To prepare for the influx of traffic, they hired extra security personnel, as well, Kiefer says.

“I was a little concerned with it being the first [day of adult-use sales], you never know but literally we had zero incidents,” Kiefer says. “We did control the crowd in the dispensary. We did try to make sure we only had 50 people in the dispensary at a time so we could control it.”

Every aspect of operations was carefully thought out, including how customers moved through the dispensary.

“[At Collinsville,] we would load 20 to 30 people into the waiting room, then about six to 10 minutes later, we’d [send them] all into the dispensary … to make sure we controlled the flow of traffic,” she says.

Another important aspect of launching adult-use was not forgetting their registered medical cannabis patient base and making sure they were taken care of first. Customers with medical cards moved to the front of the line, Kiefer says. Illinois Supply & Provisions also ensures they have at least a month supply of all product categories on the medical side before moving them over to adult-use sales.

“We had quite a few strains available of flower for medical patients, but only one or two available for recreational,” she says. “It’s really important. I can’t stress enough; folks depend on their medicine, and in both stores we have teams that are specifically focused on medical to ensure that program stays alive and that customers feel really good about their experience. We got started as a medical business, and …  it is our commitment to take care of our medical patients. They will always be first in line.”

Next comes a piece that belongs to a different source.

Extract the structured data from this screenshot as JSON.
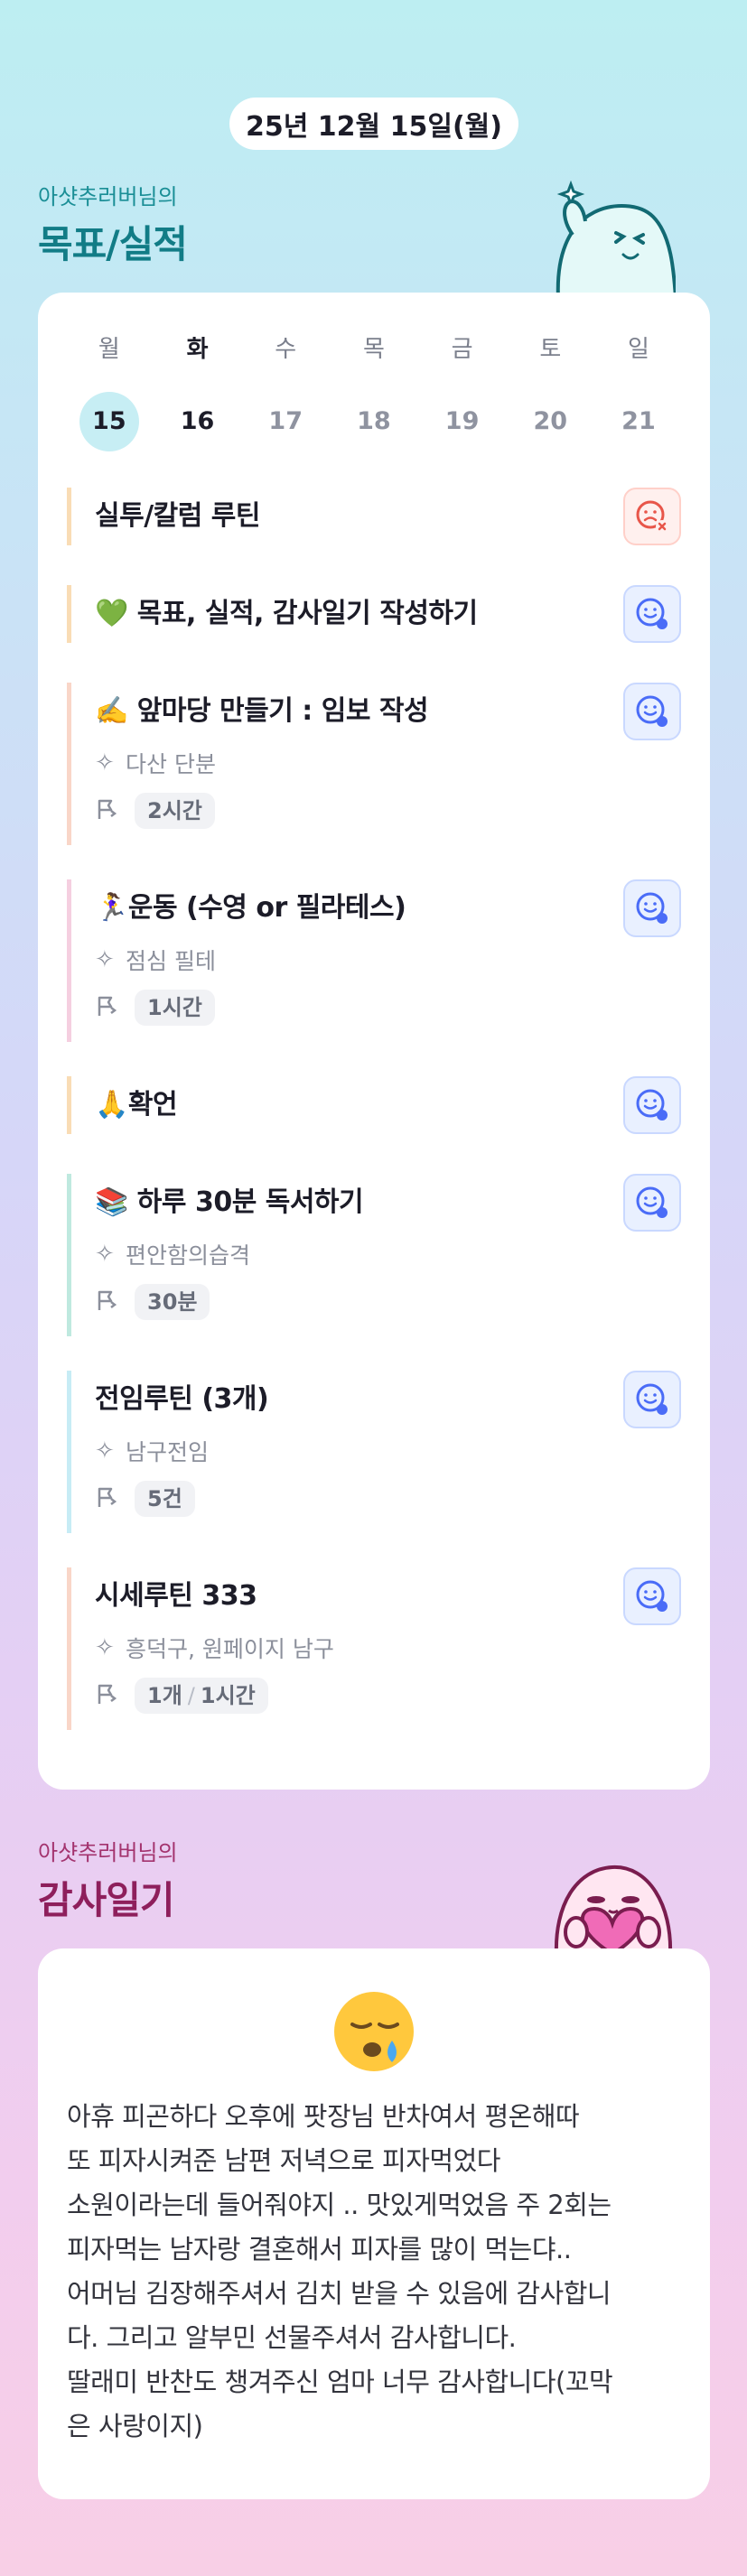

Beyond the first week, Kiefer says they are taking the new adult-use market in Illinois day-by-day, adjusting their plans as needed to meet the demand. Illinois Supply & Provisions will be opening two additional, adult-use only locations in the state with expected openings in summer 2020: one in Fairview Heights, also near St. Louis, and a second store in Springfield. And, after working expanded hours ahead of the historic first days of adult-use sales, Kiefer says they will be focusing on giving associates a much-needed break.

“As much as we did prepare and hire and train, that’s something we’re going to have to continue to pay attention to. I’m a big believer that nothing happens without your team and without the people so for me it’s all about getting the right people and the right team in place to continue to satisfy the consumer and drive the business,” she says. “We’re continuing to hire, and we will make sure people are getting days off and time off. Everyone wanted to work all day the first day and the second day because they are excited.”